Okay, it’s listed for $1300, but anyone worth their salt at negotiating can get this big window 1958 Chevy Pickup for a grand! A couple weeks ago, while searching Craigslist, I realized that you can get into some pretty interesting projects for $1000 or less. Sure some of them are going to need a lot of work, but others are true gems. This 1958 Chevy is one of them. Not only is it mostly there, but it comes with an extra cab and bed that you can sell at the swap meet for extra project cash. How good is that? Read on to see what we’d do with this thing if it was ours, and we were building it on a budget.
First off, we’d buy another truck. Not to replace this one, but to be the donor for all the stuff we’d put in it. We found multiple good running small block powered ’80s Chevy Pickups with good running engines (some of them recently rebuilt) for $1500 or less. Getting one of these trucks as the donor means you can save THOUSANDS over buying new stuff, and even if you do want new calipers, rotors, steering parts, or whatever, you have them to use for the core. Core charges can add up quick otherwise. Worst case scenario you can go buy the rolling frame from a wrecking yard.
Here’s how our Grand Plan would start. With our donor truck on hand, we would front clip the ’58 with the later model Chevy pickup stuff since it’s cheap, easy to find parts for, and super easy to lower. Out back we’d go old school and keep the leaves, but again we’d rely on the late model stuff and do a flip kit and shackles to make it low but smooth riding.
With the suspension done we’d do the basics to the small block and TH350 that came in our late model truck. Gaskets, an intake, carb, paint and dress up stuff, and a new water and power steering pump would do us right. If the engine looked like it needed more help than that we’d do a valve job, throw a cam in it, and then do all of the above. We’d flush the trans, put a shift kit in it, and ad a little bit of a performance converter just to make it snappier on the street, and then splurge for a set of headers and a DIY dual exhaust kit.
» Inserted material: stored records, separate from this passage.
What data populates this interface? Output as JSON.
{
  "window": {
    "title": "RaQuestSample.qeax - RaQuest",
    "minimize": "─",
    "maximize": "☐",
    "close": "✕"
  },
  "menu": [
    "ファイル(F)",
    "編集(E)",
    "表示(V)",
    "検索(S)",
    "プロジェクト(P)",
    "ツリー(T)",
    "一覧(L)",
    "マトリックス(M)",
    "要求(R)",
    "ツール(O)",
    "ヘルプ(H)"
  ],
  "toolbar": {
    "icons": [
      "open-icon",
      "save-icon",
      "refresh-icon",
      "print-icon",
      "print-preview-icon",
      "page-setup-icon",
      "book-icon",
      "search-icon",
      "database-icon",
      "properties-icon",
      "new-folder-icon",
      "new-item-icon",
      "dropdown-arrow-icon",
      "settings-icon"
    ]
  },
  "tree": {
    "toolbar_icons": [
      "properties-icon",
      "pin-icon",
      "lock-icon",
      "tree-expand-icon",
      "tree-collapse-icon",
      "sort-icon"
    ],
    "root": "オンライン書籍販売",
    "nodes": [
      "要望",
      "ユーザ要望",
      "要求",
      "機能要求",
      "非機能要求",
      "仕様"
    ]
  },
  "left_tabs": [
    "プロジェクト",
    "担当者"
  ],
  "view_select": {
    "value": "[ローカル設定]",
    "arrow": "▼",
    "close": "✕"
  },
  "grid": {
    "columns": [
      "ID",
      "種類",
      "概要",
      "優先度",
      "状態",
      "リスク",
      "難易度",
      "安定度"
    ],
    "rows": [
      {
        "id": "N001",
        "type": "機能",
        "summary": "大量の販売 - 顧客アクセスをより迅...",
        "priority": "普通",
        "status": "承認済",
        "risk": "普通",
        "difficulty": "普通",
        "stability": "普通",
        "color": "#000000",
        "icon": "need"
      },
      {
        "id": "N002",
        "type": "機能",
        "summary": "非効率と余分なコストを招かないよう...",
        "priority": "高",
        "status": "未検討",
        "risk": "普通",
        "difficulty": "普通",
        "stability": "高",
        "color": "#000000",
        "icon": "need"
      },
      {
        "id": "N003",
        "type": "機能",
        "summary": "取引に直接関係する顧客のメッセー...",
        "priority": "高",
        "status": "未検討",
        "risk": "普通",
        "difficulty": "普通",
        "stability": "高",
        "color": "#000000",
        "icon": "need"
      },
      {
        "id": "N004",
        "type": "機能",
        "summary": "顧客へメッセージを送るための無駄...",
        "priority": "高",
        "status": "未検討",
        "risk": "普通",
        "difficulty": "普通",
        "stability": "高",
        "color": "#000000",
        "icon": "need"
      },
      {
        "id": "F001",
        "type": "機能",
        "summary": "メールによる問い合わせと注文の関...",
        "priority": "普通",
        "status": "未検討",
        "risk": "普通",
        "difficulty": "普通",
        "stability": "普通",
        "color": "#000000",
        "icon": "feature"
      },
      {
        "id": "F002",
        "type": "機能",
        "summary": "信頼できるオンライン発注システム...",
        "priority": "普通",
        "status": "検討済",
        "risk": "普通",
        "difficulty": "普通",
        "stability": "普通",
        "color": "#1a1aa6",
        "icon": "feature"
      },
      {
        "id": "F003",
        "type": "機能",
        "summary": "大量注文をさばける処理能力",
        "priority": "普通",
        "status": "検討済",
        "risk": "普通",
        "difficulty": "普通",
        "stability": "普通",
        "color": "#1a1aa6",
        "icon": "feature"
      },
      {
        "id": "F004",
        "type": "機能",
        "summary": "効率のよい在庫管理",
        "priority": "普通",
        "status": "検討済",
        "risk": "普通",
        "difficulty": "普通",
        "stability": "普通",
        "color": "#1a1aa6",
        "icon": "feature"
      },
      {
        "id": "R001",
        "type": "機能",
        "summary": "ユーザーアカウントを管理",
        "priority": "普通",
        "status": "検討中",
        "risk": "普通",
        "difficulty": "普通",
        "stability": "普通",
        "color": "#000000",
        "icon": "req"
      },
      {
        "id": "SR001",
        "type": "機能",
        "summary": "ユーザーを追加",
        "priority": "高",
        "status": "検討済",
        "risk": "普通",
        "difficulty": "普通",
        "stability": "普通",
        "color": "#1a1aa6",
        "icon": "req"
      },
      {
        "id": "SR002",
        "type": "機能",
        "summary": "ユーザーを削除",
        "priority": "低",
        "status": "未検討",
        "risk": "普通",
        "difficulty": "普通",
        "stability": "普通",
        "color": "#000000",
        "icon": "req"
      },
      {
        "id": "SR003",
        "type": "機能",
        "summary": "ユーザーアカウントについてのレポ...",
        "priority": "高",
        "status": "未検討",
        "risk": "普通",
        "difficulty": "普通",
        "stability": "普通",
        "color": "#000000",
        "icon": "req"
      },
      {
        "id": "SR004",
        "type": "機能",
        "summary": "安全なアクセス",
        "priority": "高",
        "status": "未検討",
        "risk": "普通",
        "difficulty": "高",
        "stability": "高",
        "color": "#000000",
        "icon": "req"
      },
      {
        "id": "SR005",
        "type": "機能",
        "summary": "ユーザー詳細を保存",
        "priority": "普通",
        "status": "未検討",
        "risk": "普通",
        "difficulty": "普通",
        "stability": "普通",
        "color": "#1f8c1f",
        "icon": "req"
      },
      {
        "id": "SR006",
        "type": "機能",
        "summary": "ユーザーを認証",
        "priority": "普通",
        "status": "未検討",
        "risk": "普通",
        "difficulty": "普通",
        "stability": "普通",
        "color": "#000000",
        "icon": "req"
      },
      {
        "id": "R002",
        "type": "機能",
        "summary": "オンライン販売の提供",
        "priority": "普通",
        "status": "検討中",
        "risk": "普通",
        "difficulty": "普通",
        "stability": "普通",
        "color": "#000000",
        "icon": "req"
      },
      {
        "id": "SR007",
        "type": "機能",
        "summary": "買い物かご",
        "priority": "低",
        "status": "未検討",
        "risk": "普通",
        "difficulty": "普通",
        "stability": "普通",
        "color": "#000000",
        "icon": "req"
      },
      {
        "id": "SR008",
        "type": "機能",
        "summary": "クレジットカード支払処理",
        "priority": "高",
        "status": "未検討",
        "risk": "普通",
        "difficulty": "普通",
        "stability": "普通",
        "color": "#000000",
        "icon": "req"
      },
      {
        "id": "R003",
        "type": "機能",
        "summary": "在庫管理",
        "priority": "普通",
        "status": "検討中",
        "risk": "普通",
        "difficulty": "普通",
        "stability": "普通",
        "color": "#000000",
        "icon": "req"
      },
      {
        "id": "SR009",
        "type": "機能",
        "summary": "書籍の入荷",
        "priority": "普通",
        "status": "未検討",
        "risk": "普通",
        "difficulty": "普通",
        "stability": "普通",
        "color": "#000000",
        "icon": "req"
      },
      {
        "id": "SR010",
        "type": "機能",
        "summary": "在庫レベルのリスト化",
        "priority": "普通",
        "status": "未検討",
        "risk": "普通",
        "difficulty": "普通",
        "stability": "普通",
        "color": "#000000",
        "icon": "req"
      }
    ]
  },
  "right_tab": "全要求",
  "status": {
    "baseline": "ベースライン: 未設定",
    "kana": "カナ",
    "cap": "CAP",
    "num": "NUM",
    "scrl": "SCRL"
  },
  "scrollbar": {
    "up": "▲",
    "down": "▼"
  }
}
For the interior, we’d harvest the bench seat out of the late model, have it recovered by the local upholstery guy, or start watching youtube videos on how to do it ourselves. The tilt column from the late model is an easy rebuild if it needs new bushings, and would slide right into this ’58 with only minor fabrication. Hell, if you go really ambitious I bet you could figure a way to put the factory heater and a/c from the late model C1o into the ’58 as well. Don’t forget to grab some Boom Mat and Spray Boom Mat to coat the inside of the cab. It will make it much quieter, and nicer to drive.
Glass and weatherstripping are cheaper than you might think, and are key to making the finished truck nice, so keep that in mind on the budget. Working on the donor vehicle theme here, I’d replace the bed floor with the steel floor from the donor if it’s in good enough shape. I’ve done this a couple of times, and it’s not a hard job really. A spray in bed liner when done seals the thing up water tight and you are good to go.
At this point it’s time for wiring, and the guys at Painless have some nice kits that are affordable and easy to install. Grab one, spend a weekend or two getting it all wired, and then you never have to worry about it again. Plumbing is the other thing you never want to have to do again on a project, so do it right the first time. Fragola has options for every budget, and if you use the stock tank from the late model truck you should be able to do a fuel system that is reasonably priced but high performing.
When it was time for bodywork and paint, I’d start calling on friends with experience in order to get it as straight as humanly possible before trying my hand at painting for the first time. We’ve talked to a bunch of friends who paint and they say it’s all about being smooth. Watch some videos, and by paint from Summit or Planet Color and you can get reasonable kits that will give you the shine you are after. Or, get it straight as an arrow, leave all the trim off, and take it down to 24 hour Paint and Body or Maaco and see what they can do for you.
Last I would save some money on this truck and do painted trim. The grill and bumpers can be very expensive to chrome, so clean them up, scuff them, and shoot them to match the truck or compliment your color choice. To pull the painted trim in, I would roll with painted steel wheels and a lot of tire to fill up the wheel wells on this big beast, and then cruise the ever loving hell out of it.
Hell, I’ve inspired myself! If only I had the time, I’d do this project, or one like it in a heartbeat. Sound like a Grand Plan? We thought so too. Search Craigslist, RacingJunk, and eBay for Grand Plan projects in your areas, and see what you find. Then tell us about them, but only after you buy them and get started!